Interface dataset entries

▬▬▬

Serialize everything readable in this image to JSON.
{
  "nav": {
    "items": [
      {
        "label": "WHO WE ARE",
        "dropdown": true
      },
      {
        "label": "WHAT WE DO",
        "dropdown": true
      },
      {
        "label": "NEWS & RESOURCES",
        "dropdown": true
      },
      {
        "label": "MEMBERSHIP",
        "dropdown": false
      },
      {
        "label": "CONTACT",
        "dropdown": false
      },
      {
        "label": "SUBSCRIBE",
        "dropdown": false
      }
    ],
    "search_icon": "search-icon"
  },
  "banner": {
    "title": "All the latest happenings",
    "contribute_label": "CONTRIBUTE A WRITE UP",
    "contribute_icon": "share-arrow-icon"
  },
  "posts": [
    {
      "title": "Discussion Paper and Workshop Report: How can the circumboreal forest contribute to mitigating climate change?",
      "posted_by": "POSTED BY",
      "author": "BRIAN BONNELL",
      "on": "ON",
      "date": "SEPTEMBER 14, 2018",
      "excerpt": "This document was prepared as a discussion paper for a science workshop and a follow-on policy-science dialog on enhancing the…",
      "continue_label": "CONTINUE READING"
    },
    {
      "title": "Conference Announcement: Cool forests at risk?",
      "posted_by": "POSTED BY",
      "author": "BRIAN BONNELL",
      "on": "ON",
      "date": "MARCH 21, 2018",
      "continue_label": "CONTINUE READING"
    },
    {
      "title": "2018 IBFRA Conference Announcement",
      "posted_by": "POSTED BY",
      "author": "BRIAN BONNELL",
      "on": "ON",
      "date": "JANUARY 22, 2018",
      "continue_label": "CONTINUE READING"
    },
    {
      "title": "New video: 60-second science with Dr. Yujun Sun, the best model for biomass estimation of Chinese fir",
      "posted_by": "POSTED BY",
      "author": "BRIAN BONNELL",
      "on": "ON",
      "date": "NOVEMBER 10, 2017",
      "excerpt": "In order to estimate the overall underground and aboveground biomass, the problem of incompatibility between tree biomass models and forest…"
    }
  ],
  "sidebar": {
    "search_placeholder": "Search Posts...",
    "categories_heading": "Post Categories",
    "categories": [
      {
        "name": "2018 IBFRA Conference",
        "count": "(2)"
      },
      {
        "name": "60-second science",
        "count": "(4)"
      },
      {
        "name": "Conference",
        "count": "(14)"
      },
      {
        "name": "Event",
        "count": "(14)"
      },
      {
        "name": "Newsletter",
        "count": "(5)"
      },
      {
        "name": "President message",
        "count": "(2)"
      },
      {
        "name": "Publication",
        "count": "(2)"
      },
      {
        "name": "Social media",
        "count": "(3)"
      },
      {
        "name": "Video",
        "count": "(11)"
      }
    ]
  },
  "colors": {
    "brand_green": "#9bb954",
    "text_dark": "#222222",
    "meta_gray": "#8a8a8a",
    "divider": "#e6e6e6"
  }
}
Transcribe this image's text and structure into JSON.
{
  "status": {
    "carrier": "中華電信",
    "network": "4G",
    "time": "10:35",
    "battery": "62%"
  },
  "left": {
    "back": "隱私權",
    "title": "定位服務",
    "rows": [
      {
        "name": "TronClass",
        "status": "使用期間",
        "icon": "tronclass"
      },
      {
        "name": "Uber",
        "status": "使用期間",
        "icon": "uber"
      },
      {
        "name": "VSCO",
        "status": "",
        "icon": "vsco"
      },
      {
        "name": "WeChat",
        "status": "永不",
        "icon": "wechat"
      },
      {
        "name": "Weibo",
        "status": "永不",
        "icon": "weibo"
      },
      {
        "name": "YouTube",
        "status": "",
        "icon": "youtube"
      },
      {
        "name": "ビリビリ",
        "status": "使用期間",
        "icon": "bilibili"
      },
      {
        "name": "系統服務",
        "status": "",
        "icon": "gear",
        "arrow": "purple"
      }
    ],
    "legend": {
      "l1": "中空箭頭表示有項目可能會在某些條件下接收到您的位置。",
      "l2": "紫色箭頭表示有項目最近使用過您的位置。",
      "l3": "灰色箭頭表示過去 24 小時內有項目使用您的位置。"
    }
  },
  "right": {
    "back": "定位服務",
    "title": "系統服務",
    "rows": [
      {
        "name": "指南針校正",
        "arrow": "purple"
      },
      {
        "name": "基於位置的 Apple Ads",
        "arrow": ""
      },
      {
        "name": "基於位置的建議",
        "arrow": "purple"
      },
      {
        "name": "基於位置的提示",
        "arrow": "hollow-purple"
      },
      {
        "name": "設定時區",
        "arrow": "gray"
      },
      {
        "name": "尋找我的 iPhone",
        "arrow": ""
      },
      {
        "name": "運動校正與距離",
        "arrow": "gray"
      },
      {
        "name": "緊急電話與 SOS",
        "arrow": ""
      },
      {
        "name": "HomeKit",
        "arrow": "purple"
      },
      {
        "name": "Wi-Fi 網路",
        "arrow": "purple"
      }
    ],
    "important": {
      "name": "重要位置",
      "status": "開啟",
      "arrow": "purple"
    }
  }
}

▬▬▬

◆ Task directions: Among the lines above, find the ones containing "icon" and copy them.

◆ Exercise solution:
    "search_icon": "search-icon"
    "contribute_icon": "share-arrow-icon"
        "icon": "tronclass"
        "icon": "uber"
        "icon": "vsco"
        "icon": "wechat"
        "icon": "weibo"
        "icon": "youtube"
        "icon": "bilibili"
        "icon": "gear",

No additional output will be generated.